An average American in one form or another consumes 260 eggs a year. At the current price difference from a year ago that means a typical Californian will be paying $21.23 more a year for eggs. For a family of four that's $84.93 a year.
Now for the zinger. Eggs are the cheapest source of protein. That means the poorest Californians who rely heavily on eggs for protein are being hit the hardest.
The fact the poor are taking it on the chin is nothing new when it comes to the environmental perfection movement.
Those in the environmental perfection movement as opposed to environmental protection backers pursue goals with negligible or questionable returns regardless the cost.
Ethanol is a prime example. Now that it has been proven without a doubt it takes more energy to create ethanol which wipes out the effect of cleaner burning gas we continue to support the madness. After eliminating hefty tax subsidizes that were in place for 30 years in 2012, the government turned around and mandated that fuel blenders use a certain percentage of corn ethanol.

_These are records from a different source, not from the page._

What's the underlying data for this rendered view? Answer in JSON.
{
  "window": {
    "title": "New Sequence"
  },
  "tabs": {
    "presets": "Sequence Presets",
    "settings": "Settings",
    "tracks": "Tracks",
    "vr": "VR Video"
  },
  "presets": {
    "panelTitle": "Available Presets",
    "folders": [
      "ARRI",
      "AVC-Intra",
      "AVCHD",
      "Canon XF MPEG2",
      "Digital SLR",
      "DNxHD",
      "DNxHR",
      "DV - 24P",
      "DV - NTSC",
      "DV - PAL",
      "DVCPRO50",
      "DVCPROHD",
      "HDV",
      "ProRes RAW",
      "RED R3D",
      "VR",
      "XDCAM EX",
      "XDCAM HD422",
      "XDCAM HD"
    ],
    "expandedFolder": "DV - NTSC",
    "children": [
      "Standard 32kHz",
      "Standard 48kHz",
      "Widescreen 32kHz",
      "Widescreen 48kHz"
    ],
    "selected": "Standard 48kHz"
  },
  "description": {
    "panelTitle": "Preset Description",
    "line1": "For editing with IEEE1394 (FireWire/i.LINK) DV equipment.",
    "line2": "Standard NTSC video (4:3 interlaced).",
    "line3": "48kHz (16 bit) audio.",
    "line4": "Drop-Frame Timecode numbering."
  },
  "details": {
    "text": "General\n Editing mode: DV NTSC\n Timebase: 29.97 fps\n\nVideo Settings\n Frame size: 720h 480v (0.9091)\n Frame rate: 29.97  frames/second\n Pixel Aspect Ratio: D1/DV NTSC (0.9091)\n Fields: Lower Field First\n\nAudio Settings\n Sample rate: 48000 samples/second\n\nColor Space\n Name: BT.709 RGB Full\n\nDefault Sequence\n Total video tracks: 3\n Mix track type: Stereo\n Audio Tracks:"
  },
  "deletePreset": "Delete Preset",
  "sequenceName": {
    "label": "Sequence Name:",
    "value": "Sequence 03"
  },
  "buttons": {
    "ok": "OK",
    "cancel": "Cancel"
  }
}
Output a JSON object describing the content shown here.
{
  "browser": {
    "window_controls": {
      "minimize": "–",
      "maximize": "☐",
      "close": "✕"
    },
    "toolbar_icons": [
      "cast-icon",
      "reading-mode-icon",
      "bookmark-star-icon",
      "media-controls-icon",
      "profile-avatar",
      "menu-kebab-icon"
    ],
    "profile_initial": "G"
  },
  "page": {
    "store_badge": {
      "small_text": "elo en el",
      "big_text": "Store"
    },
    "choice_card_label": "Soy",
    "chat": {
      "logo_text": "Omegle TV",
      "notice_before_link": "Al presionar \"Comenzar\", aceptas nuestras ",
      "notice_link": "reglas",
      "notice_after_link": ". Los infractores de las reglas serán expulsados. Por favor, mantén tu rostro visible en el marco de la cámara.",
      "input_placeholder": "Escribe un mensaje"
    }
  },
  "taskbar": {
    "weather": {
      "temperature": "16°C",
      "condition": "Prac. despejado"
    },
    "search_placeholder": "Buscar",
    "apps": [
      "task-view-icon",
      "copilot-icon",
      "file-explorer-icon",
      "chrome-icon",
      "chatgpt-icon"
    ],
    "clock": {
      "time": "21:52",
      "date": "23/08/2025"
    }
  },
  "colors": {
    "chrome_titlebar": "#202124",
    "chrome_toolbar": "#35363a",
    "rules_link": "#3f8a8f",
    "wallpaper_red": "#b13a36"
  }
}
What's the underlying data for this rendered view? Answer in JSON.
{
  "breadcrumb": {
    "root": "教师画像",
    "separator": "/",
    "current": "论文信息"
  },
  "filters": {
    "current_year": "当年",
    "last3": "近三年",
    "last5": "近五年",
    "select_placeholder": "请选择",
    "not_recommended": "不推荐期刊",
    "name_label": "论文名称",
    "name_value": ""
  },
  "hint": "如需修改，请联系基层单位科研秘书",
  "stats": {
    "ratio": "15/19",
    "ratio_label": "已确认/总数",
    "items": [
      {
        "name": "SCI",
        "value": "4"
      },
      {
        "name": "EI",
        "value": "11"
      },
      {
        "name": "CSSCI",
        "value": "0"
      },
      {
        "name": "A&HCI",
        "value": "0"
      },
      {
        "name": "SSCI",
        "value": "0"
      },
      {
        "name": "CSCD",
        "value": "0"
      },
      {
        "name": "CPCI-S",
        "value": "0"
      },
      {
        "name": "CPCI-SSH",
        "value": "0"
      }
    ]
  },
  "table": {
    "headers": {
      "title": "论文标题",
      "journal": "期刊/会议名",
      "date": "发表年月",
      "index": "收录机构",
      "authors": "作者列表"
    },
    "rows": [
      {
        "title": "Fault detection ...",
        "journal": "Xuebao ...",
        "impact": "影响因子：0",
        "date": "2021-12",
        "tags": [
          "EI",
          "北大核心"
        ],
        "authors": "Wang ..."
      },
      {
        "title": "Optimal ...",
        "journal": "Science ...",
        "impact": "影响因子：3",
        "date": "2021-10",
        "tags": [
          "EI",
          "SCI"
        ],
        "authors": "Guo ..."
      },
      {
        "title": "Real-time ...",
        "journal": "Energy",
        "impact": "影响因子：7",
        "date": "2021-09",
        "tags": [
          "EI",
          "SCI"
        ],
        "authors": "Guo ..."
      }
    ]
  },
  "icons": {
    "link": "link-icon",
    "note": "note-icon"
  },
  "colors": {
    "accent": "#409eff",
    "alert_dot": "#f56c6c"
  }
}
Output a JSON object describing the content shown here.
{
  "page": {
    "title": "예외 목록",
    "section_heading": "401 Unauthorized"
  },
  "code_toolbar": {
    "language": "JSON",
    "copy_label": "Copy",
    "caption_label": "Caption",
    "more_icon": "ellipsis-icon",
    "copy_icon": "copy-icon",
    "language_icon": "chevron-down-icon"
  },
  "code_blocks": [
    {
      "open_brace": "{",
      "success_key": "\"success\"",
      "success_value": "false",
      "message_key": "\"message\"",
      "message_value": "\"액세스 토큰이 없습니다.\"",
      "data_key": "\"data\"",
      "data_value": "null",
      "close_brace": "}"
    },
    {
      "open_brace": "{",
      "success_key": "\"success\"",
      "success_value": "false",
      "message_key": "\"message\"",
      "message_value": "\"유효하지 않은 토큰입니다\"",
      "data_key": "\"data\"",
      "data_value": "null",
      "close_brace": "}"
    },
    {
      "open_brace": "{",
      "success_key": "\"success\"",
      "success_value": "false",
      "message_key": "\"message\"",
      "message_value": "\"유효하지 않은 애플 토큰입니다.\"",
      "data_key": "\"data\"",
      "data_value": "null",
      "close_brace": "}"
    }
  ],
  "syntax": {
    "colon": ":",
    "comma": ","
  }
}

It was even better than subsidies as it forced fuel blenders to buy corn ethanol. Corn prices soared. Corn going for human consumption dropped. The price of foods using corn grain soared.
And who took the biggest hit? Poor people.
High-speed rail is being sold as a way to clean up the air in the San Joaquin Valley. The system - for all practical purposes - will primarily serve Los Angeles Basin to San Francisco Bay Area business travelers.
Not only can't the poor people of the San Joaquin Valley - think farm workers and others - afford to buy an $85 high speed rail ticket but they are subsidizing it.
The greenhouse tax on refineries and distributors that went into effect at the start of this year is expected to cost them $2 billion annually. They plan to pass that cost on to consumers. The Air Resources Board says that could ultimately add anywhere from 40 cents to $1.30 to the price of a gallon of gasoline.
The state is committing almost a third of all that money each year to high speed rail.
So when farm workers or other Valley workers that toil for minimum wages fill up their tanks to reach jobs that are often far flung they can be paying for high speed rail, another project that is dubious when it comes to environmental benefits.
Not only will it require more electricity to power high speed rail, but the cars it does take off the road are traveling at 65 mph between LA and the Bay Area which is a speed at which they burn fuel cleaner. Meanwhile the stop and go traffic in valley cities where light rail doesn't exist will continue to get worse.
The poor obviously don't matter as much as chickens, business travelers, and ethanol investors.
This column is the opinion of Dennis Wyatt and does not necessarily represent the opinion of Morris Newspaper Corp. of CA.